The use of zidovudine (better known as AZT) monotherapy in pregnant
women to prevent secondary transmission to their offsprings has been criticized
by Dr. Joe Thomas and others. In his April 9 posting, Dr. Thomas referred
to the research undertaking of CDC and Thai scientists on the merits of
low-dose AZT as "half-baked," and chided UNAIDS for promoting "half-baked
public health policy for the developing countries." While opinions may
vary on what comes out of the kitchen, policy research should be easier
The findings of the Thai study are widely available
and Mortality Weekly Report 47(8)151-154, 1998), and should be reviewed
by those interested in preventing mother-to-child HIV transmission.
While UNAIDS has been troubled over testing issues -- not knowing how
best to detect HIV among the many pregnant women who now carry the virus
-- the organization is correct in supporting the Thai study and encouraging
the use of low-dose AZT prevention therapy, when economic circumstances
warrant such an approach.
Dr. Thomas also presented a research letter that
appeared in last week's Lancet (Lancet 351(9108)1029, April 4, 1998)
by Fischer et al. that described treatment patterns in New York, the largest
city in the wealthiest country in the world, and related their findings
to settings where bread, rice, and clean water are day to day concerns.
The normative treatment in the United States for HIV infection now is combination
therapy or HAART (highly active antiretroviral therapy).
Other wealthy countries also now feature such treatment. A recent study
by Mouton and colleagues in France (AIDS 11(12), F101-5,1997) showed
a clear benefit to early HAART with a drop in hospitalization days by 41%,
new AIDS cases by 41% and deaths by 69%. The cost of such
therapy, however, is very high.
in the research letter in Dr. Thomas' April 9 posting, was the sentence,
"Researchers expressed concern that ZDV monotherapy continued to be
administered to a majority of pregnant HIV-1-positive women (61 percent),
despite the existence of more effective, alternative therapies." Dr. Thomas
used this letter to
justify his concerns with AZT use in developing countries. The focus of
the letter, however, was on New York, where money is available for more
comprehensive therapy, not on other locals where treatment alternatives
are more limited.

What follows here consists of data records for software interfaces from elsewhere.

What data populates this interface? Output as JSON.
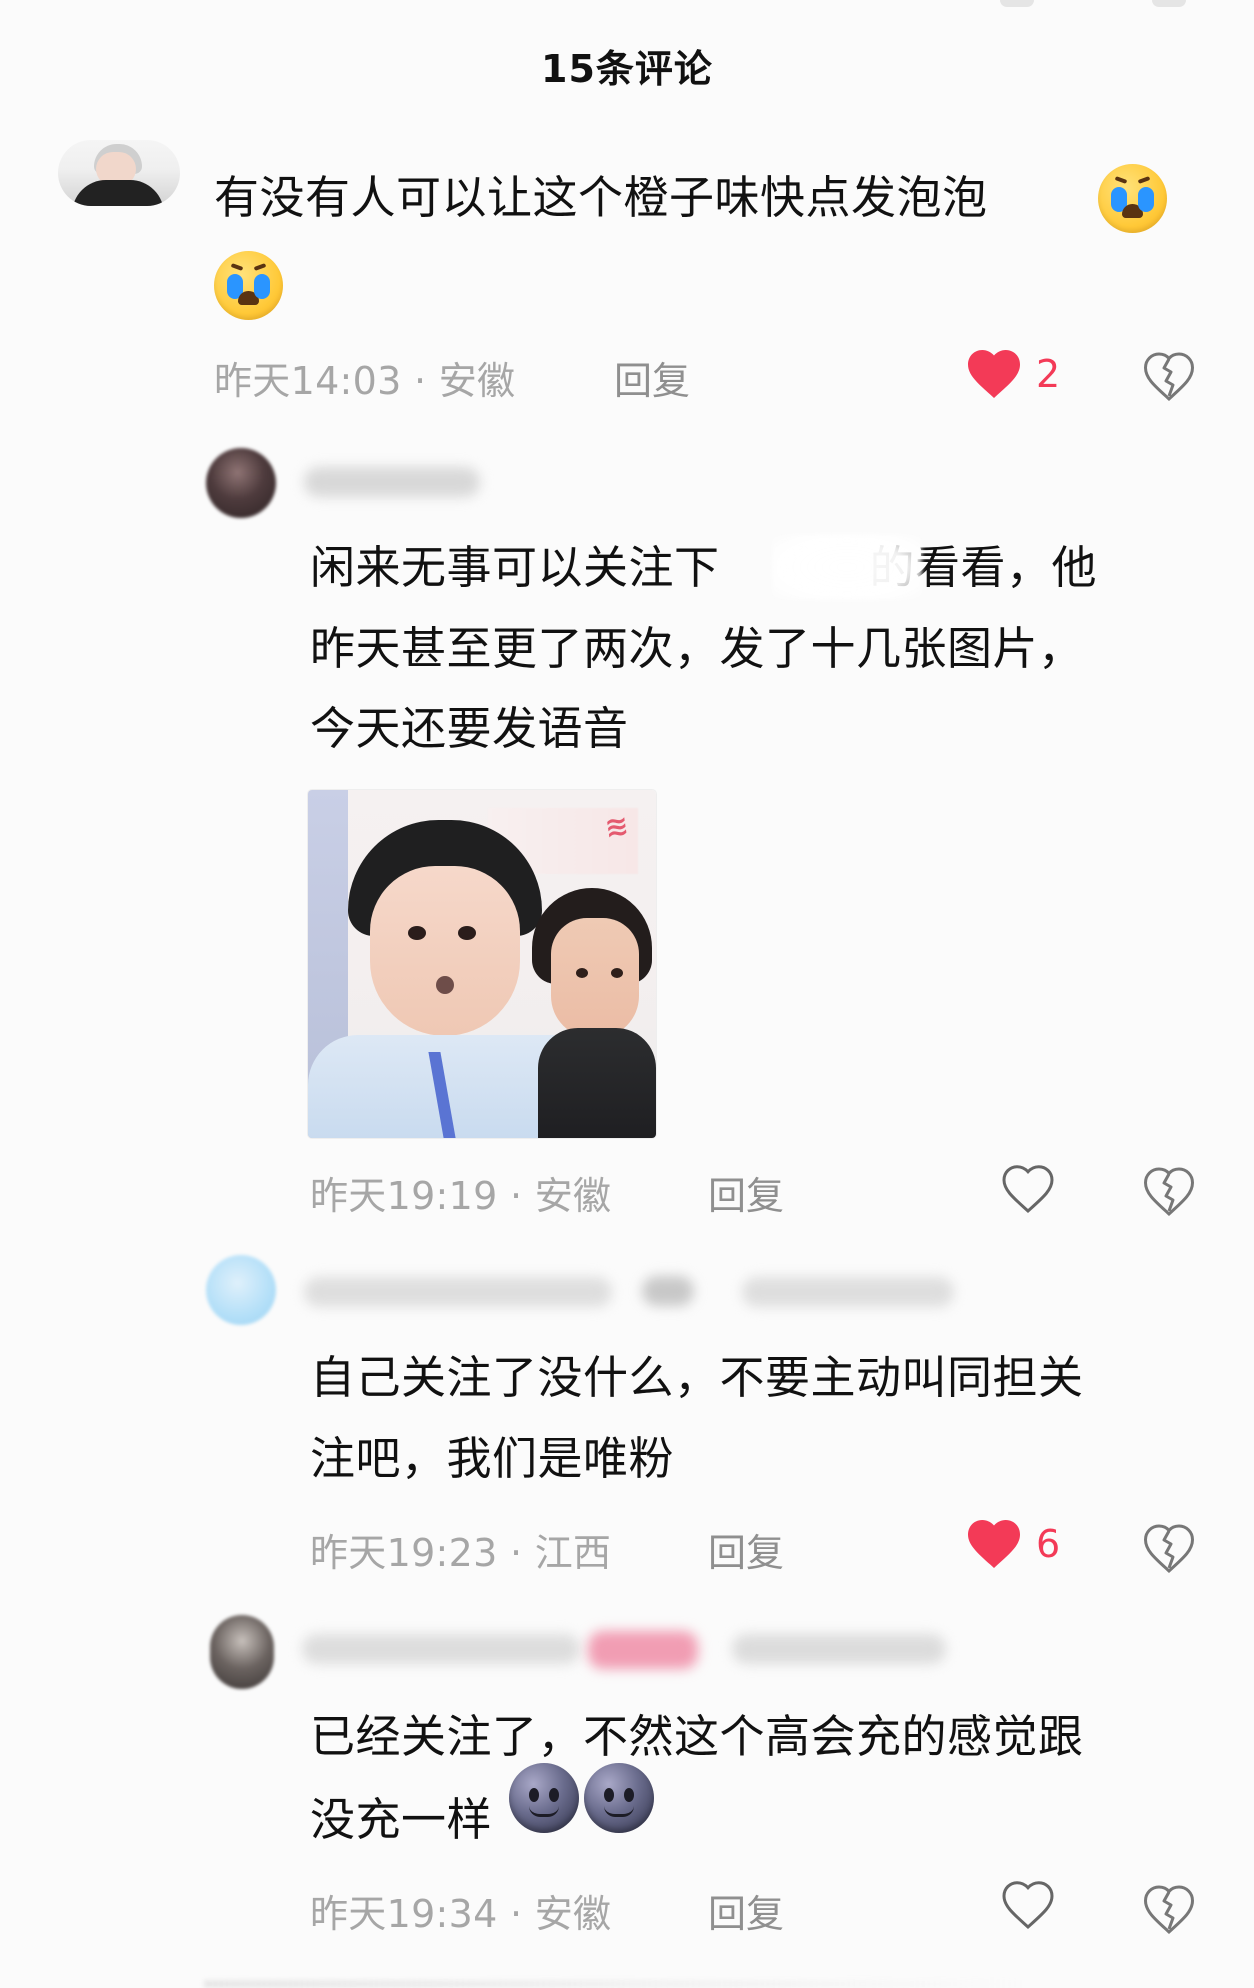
{
  "header": {
    "title": "15条评论"
  },
  "comments": {
    "main": {
      "avatar_alt": "用户头像",
      "text_line1": "有没有人可以让这个橙子味快点发泡泡",
      "meta": "昨天14:03 · 安徽",
      "reply_label": "回复",
      "like_count": "2",
      "liked": true
    },
    "replies": [
      {
        "text_lines": [
          "闲来无事可以关注下",
          "的看看，他",
          "昨天甚至更了两次，发了十几张图片，",
          "今天还要发语音"
        ],
        "meta": "昨天19:19 · 安徽",
        "reply_label": "回复",
        "like_count": "",
        "liked": false
      },
      {
        "text_lines": [
          "自己关注了没什么，不要主动叫同担关",
          "注吧，我们是唯粉"
        ],
        "meta": "昨天19:23 · 江西",
        "reply_label": "回复",
        "like_count": "6",
        "liked": true
      },
      {
        "text_lines": [
          "已经关注了，不然这个高会充的感觉跟",
          "没充一样"
        ],
        "meta": "昨天19:34 · 安徽",
        "reply_label": "回复",
        "like_count": "",
        "liked": false
      }
    ]
  },
  "colors": {
    "background": "#fbfbfb",
    "text": "#111111",
    "meta": "#a6a6a6",
    "reply": "#8f8f8f",
    "liked_heart": "#f33a57",
    "outline_heart": "#6f6f6f"
  },
  "icons": {
    "liked_heart": "heart-filled-icon",
    "unliked_heart": "heart-outline-icon",
    "dislike": "broken-heart-icon",
    "cry_emoji": "loudly-crying-face-icon",
    "moon_emoji": "new-moon-face-icon"
  }
}
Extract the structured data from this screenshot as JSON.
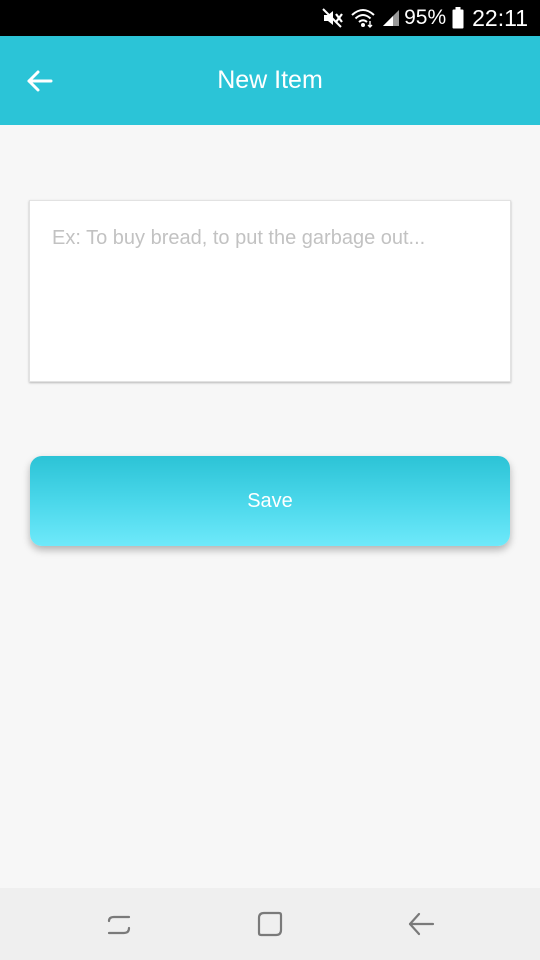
{
  "status_bar": {
    "battery_percent": "95%",
    "time": "22:11",
    "icons": [
      "mute-icon",
      "wifi-icon",
      "signal-icon",
      "battery-icon"
    ]
  },
  "app_bar": {
    "title": "New Item",
    "back_icon": "back-arrow-icon",
    "background_color": "#2bc4d7"
  },
  "form": {
    "item_placeholder": "Ex: To buy bread, to put the garbage out...",
    "item_value": "",
    "save_label": "Save"
  },
  "nav_bar": {
    "buttons": [
      "recent-apps-icon",
      "home-icon",
      "back-icon"
    ]
  }
}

Combination therapy or HAART which should be available
in wealthy New York would likely not be available in the foreseeable future
for use to prevent mother-to-child transmission in developing countries.
With this in mind, the practical solution for public health officials in
high-HIV-prevalence countries is to use low-dose AZT therapy with HIV-infected
pregnant women, following the guidelines being established by UNAIDS and
Finally, let me conclude with a section of a email message I sent last
week to Dr. Thomas (we are friendly colleagues from earlier days), commenting
about the negative effect that our on-going SEA-AIDS dialog may have on
- RR Frerichs to J Thomas (6 Apr 1998)
...As you know, there is much reluctance out there to address HIV in
an open manner. To do so means dealing with self and soul, and for many
that is a trying undertaking. So what would I like to see happen in these
discussions? If we assume that HIV infected pregnant women should be advised
about ways to prevent further transmission, then the first step should
be to detect the problem. Coming up with good detection schemes that are
cost-effective and acceptable requires much discussion and planning. In
doing so, people have to be willing to consider the consequences of no
detection as an alternative (or what I view as inaction).
The second step
should be to inform pregnant women about the meaning of HIV and if infected,
to understand the need for treatment, possible cessation of breastfeeding
and what will come next.
The third step should be to initiate treatment, followed by a fourth
step of continued assistance and care, both for child and mother. Once
HIV is diagnosed, it cannot be avoided. Thus if an unstated objective is
avoidance of the problem, then the best thing to do is avoid testing or
at least make testing difficult to obtain.
Yet avoidance becomes hard on
the conscience if people accept that AZT is effective at saving offsprings.
Such avoidance would seem unethical,and certainly uncaring. On the other
hand, if AZT is not effective, or at least has questionable value, then
it provides a welcome rationale for not testing, and for not having to
inform women and their sexual partners that they are infected. I suspect
that both of us do not want to see such lack of action be legitimized,
thereby causing further harm.